  6. Luke J

    I understand the reasons for minor league teams to not let pitchers work through bad innings, but it’s also important to understand that since they don’t, their struggles appear worse than they are. If he gives up 4 hits in the majors, when they aren’t as worried about strict pitches-per-inning totals, he can be left in to fight back and get out of the inning, and go on to pitch several more scoreless innings. But when you remove a pitcher in the 2nd inning after a string of hits costs him runs, he never gets the chance to rehabilitate the outing and get the overall numbers back to respectable. So the end result seems much worse than it could have been. I’m not trying to downplay the poor outing, just put it in perspective. If they leave him in and he gets out of the inning without the 2 runs charged to him that the reliever let score, then pitches through the 6th inning with no more runs, his line looks very different. Of course, there is no guarantee he settles in and gets those scoreless innings, but as a former pitcher, it is VERY commonplace for a starter to have a rough inning and settle in with a string of good innings right after.

  7. RedBB

    Petty is a better pitching prospect than Phillips. Phillips has shown no improvement in lowering his walk rate which will only get worse at the MLB level.

  8. Mark Donahue

    Appears the Mets are willing to trade Pete Alonzo.
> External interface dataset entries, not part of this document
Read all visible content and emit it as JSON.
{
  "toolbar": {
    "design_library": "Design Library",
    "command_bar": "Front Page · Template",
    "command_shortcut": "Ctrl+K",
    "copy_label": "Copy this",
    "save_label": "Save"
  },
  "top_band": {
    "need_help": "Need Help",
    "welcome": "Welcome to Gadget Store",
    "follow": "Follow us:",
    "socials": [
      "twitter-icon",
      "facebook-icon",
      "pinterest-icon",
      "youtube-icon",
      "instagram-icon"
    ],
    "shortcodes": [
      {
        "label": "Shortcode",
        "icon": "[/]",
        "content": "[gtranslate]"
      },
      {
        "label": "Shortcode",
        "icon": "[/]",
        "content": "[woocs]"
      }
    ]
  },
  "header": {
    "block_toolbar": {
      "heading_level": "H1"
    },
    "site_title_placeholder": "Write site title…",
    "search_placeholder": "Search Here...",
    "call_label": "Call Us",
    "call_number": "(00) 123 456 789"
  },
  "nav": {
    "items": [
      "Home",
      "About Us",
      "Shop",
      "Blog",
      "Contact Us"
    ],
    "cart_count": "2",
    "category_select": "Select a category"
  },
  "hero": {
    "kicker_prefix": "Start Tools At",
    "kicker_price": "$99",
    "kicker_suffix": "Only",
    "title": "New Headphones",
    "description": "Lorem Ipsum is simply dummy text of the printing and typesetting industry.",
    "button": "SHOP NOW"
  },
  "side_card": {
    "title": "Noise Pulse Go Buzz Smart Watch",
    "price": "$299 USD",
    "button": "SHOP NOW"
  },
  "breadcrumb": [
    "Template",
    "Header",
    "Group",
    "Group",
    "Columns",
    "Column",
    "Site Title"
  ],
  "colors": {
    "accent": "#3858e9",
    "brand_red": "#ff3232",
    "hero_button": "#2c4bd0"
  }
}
With Votto’s departure and the available cash and the Reds depth in the minor leagues that could be a m at tech.

  9. Mike in Ottawa

    Some people here were calling for Phillips to be brought up at the deadline…..